- _TASK TO COMPLETE_
Line by line, repeat the material below exactly and skip the images.

- _ENTRIES SHOWN_
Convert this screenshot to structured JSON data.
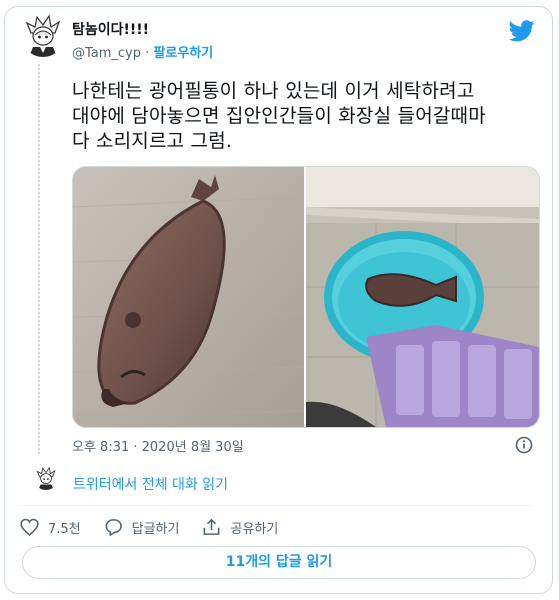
{
  "author": {
    "name": "탐놈이다!!!!",
    "handle": "@Tam_cyp",
    "separator": "·",
    "follow_label": "팔로우하기"
  },
  "tweet": {
    "text": "나한테는 광어필통이 하나 있는데 이거 세탁하려고\n대야에 담아놓으면 집안인간들이 화장실 들어갈때마\n다 소리지르고 그럼.",
    "timestamp": "오후 8:31 · 2020년 8월 30일"
  },
  "thread": {
    "read_label": "트위터에서 전체 대화 읽기"
  },
  "actions": {
    "like_count": "7.5천",
    "reply_label": "답글하기",
    "share_label": "공유하기"
  },
  "replies_button": "11개의 답글 읽기",
  "colors": {
    "accent": "#1d9bf0",
    "muted": "#536471",
    "border": "#cfd9de",
    "like_icon": "#536471"
  },
  "icons": [
    "avatar-illustration",
    "twitter-bird-icon",
    "info-icon",
    "heart-icon",
    "reply-icon",
    "share-icon"
  ]
}
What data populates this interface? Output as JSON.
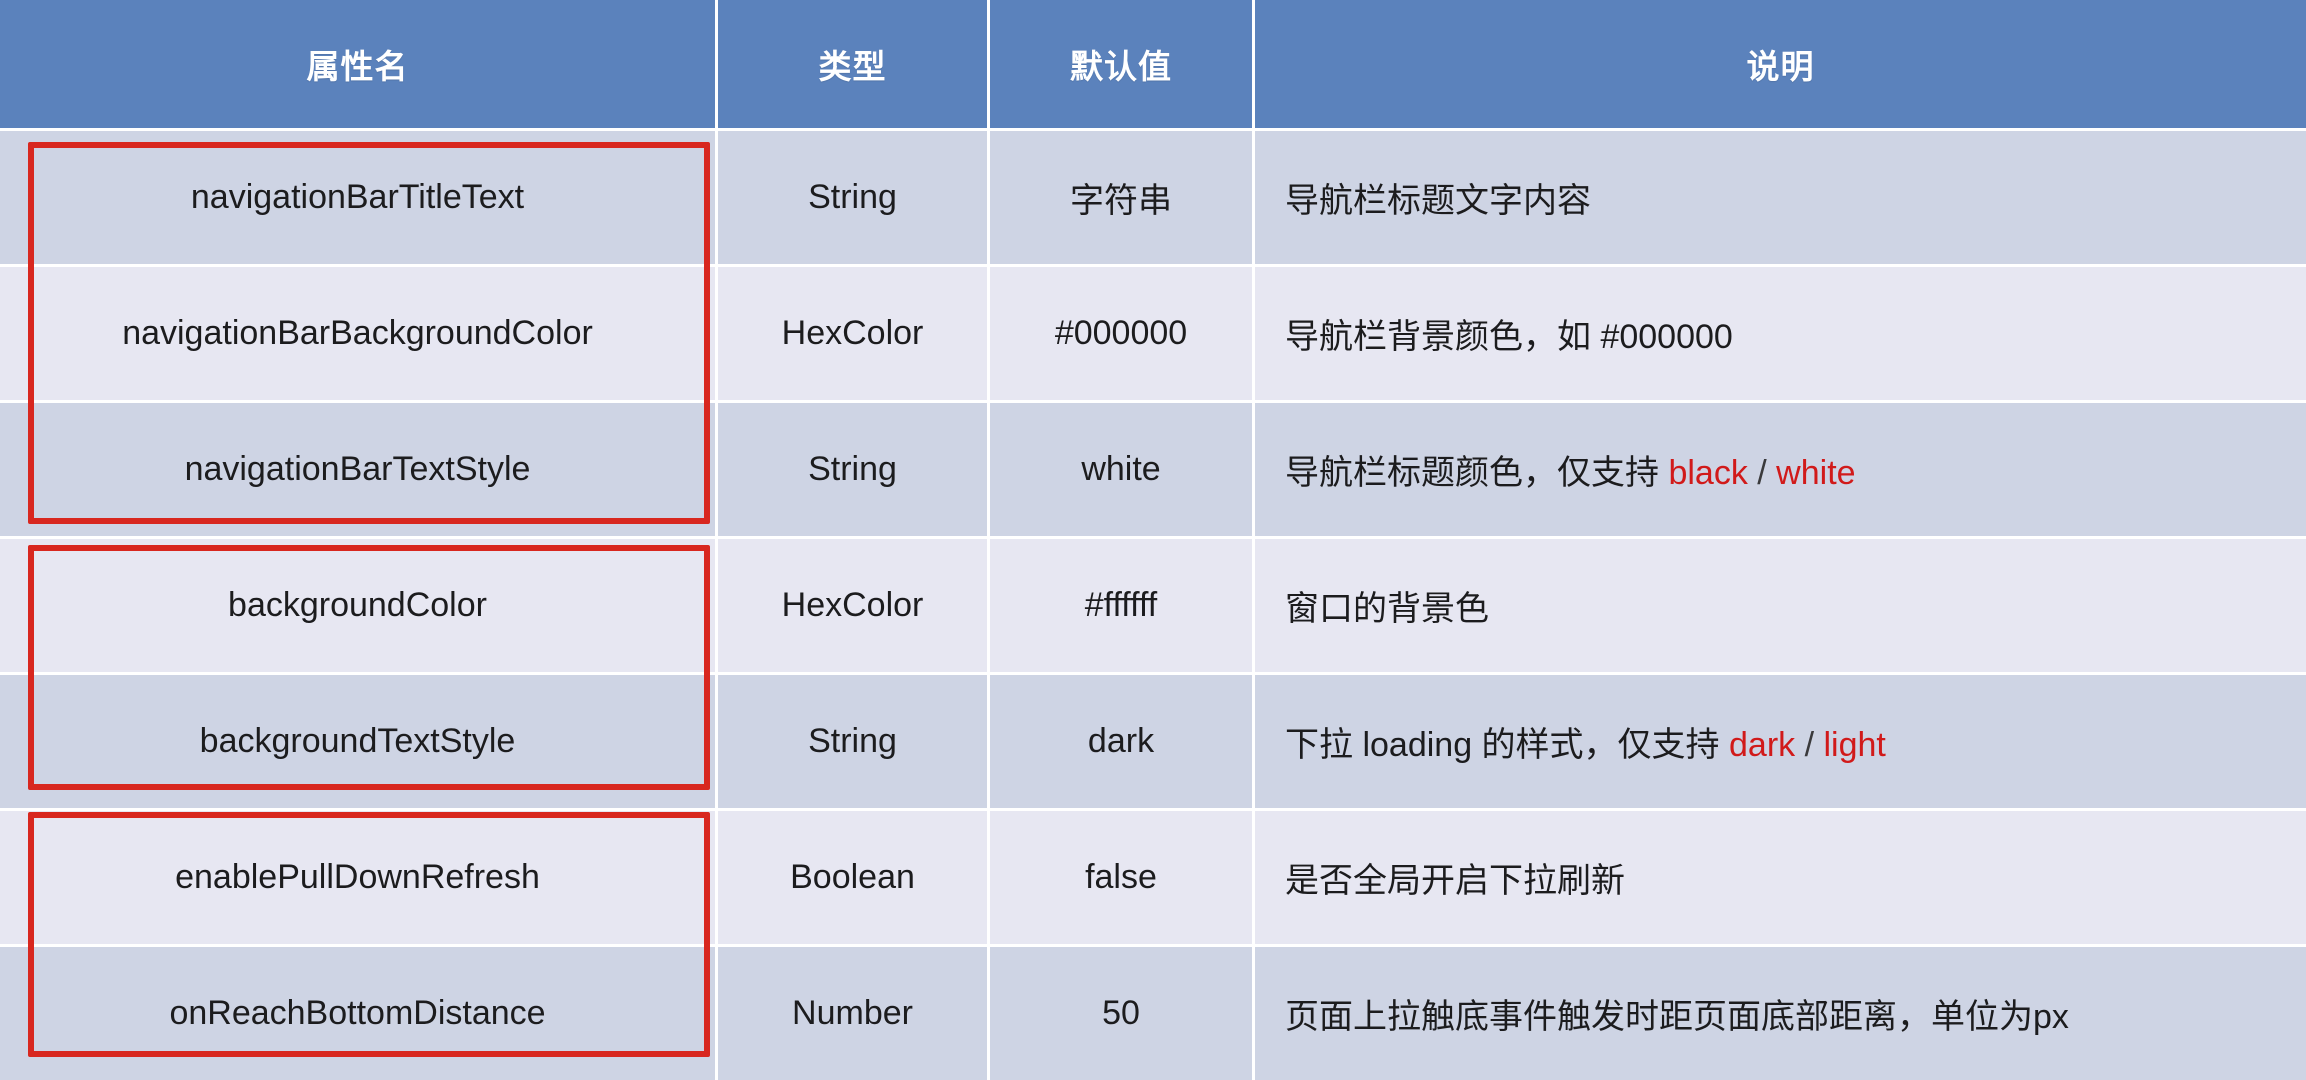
{
  "table": {
    "columns": [
      {
        "key": "name",
        "label": "属性名"
      },
      {
        "key": "type",
        "label": "类型"
      },
      {
        "key": "default",
        "label": "默认值"
      },
      {
        "key": "desc",
        "label": "说明"
      }
    ],
    "rows": [
      {
        "name": "navigationBarTitleText",
        "type": "String",
        "default": "字符串",
        "desc_prefix": "导航栏标题文字内容",
        "desc_value_a": "",
        "desc_sep": "",
        "desc_value_b": ""
      },
      {
        "name": "navigationBarBackgroundColor",
        "type": "HexColor",
        "default": "#000000",
        "desc_prefix": "导航栏背景颜色，如 #000000",
        "desc_value_a": "",
        "desc_sep": "",
        "desc_value_b": ""
      },
      {
        "name": "navigationBarTextStyle",
        "type": "String",
        "default": "white",
        "desc_prefix": "导航栏标题颜色，仅支持 ",
        "desc_value_a": "black",
        "desc_sep": " / ",
        "desc_value_b": "white"
      },
      {
        "name": "backgroundColor",
        "type": "HexColor",
        "default": "#ffffff",
        "desc_prefix": "窗口的背景色",
        "desc_value_a": "",
        "desc_sep": "",
        "desc_value_b": ""
      },
      {
        "name": "backgroundTextStyle",
        "type": "String",
        "default": "dark",
        "desc_prefix": "下拉 loading 的样式，仅支持 ",
        "desc_value_a": "dark",
        "desc_sep": " / ",
        "desc_value_b": "light"
      },
      {
        "name": "enablePullDownRefresh",
        "type": "Boolean",
        "default": "false",
        "desc_prefix": "是否全局开启下拉刷新",
        "desc_value_a": "",
        "desc_sep": "",
        "desc_value_b": ""
      },
      {
        "name": "onReachBottomDistance",
        "type": "Number",
        "default": "50",
        "desc_prefix": "页面上拉触底事件触发时距页面底部距离，单位为px",
        "desc_value_a": "",
        "desc_sep": "",
        "desc_value_b": ""
      }
    ]
  },
  "annotations": {
    "color": "#d8271f",
    "boxes": [
      {
        "label": "navigation-bar-group",
        "rows": "1-3"
      },
      {
        "label": "background-group",
        "rows": "4-5"
      },
      {
        "label": "pull-refresh-group",
        "rows": "6-7"
      }
    ]
  },
  "colors": {
    "header_bg": "#5b82bc",
    "header_text": "#ffffff",
    "row_dark": "#ced4e4",
    "row_light": "#e7e7f2",
    "accent_red": "#d11a1a",
    "annotation_red": "#d8271f",
    "body_text": "#1c1c1e"
  }
}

- _RESULT FOR THIS EXERCISE_
Convert this screenshot to structured JSON data.
{
  "author": {
    "name": "탐놈이다!!!!",
    "handle": "@Tam_cyp",
    "separator": "·",
    "follow_label": "팔로우하기"
  },
  "tweet": {
    "text": "나한테는 광어필통이 하나 있는데 이거 세탁하려고\n대야에 담아놓으면 집안인간들이 화장실 들어갈때마\n다 소리지르고 그럼.",
    "timestamp": "오후 8:31 · 2020년 8월 30일"
  },
  "thread": {
    "read_label": "트위터에서 전체 대화 읽기"
  },
  "actions": {
    "like_count": "7.5천",
    "reply_label": "답글하기",
    "share_label": "공유하기"
  },
  "replies_button": "11개의 답글 읽기",
  "colors": {
    "accent": "#1d9bf0",
    "muted": "#536471",
    "border": "#cfd9de",
    "like_icon": "#536471"
  },
  "icons": [
    "avatar-illustration",
    "twitter-bird-icon",
    "info-icon",
    "heart-icon",
    "reply-icon",
    "share-icon"
  ]
}
What data populates this interface? Output as JSON.
{
  "table": {
    "columns": [
      {
        "key": "name",
        "label": "属性名"
      },
      {
        "key": "type",
        "label": "类型"
      },
      {
        "key": "default",
        "label": "默认值"
      },
      {
        "key": "desc",
        "label": "说明"
      }
    ],
    "rows": [
      {
        "name": "navigationBarTitleText",
        "type": "String",
        "default": "字符串",
        "desc_prefix": "导航栏标题文字内容",
        "desc_value_a": "",
        "desc_sep": "",
        "desc_value_b": ""
      },
      {
        "name": "navigationBarBackgroundColor",
        "type": "HexColor",
        "default": "#000000",
        "desc_prefix": "导航栏背景颜色，如 #000000",
        "desc_value_a": "",
        "desc_sep": "",
        "desc_value_b": ""
      },
      {
        "name": "navigationBarTextStyle",
        "type": "String",
        "default": "white",
        "desc_prefix": "导航栏标题颜色，仅支持 ",
        "desc_value_a": "black",
        "desc_sep": " / ",
        "desc_value_b": "white"
      },
      {
        "name": "backgroundColor",
        "type": "HexColor",
        "default": "#ffffff",
        "desc_prefix": "窗口的背景色",
        "desc_value_a": "",
        "desc_sep": "",
        "desc_value_b": ""
      },
      {
        "name": "backgroundTextStyle",
        "type": "String",
        "default": "dark",
        "desc_prefix": "下拉 loading 的样式，仅支持 ",
        "desc_value_a": "dark",
        "desc_sep": " / ",
        "desc_value_b": "light"
      },
      {
        "name": "enablePullDownRefresh",
        "type": "Boolean",
        "default": "false",
        "desc_prefix": "是否全局开启下拉刷新",
        "desc_value_a": "",
        "desc_sep": "",
        "desc_value_b": ""
      },
      {
        "name": "onReachBottomDistance",
        "type": "Number",
        "default": "50",
        "desc_prefix": "页面上拉触底事件触发时距页面底部距离，单位为px",
        "desc_value_a": "",
        "desc_sep": "",
        "desc_value_b": ""
      }
    ]
  },
  "annotations": {
    "color": "#d8271f",
    "boxes": [
      {
        "label": "navigation-bar-group",
        "rows": "1-3"
      },
      {
        "label": "background-group",
        "rows": "4-5"
      },
      {
        "label": "pull-refresh-group",
        "rows": "6-7"
      }
    ]
  },
  "colors": {
    "header_bg": "#5b82bc",
    "header_text": "#ffffff",
    "row_dark": "#ced4e4",
    "row_light": "#e7e7f2",
    "accent_red": "#d11a1a",
    "annotation_red": "#d8271f",
    "body_text": "#1c1c1e"
  }
}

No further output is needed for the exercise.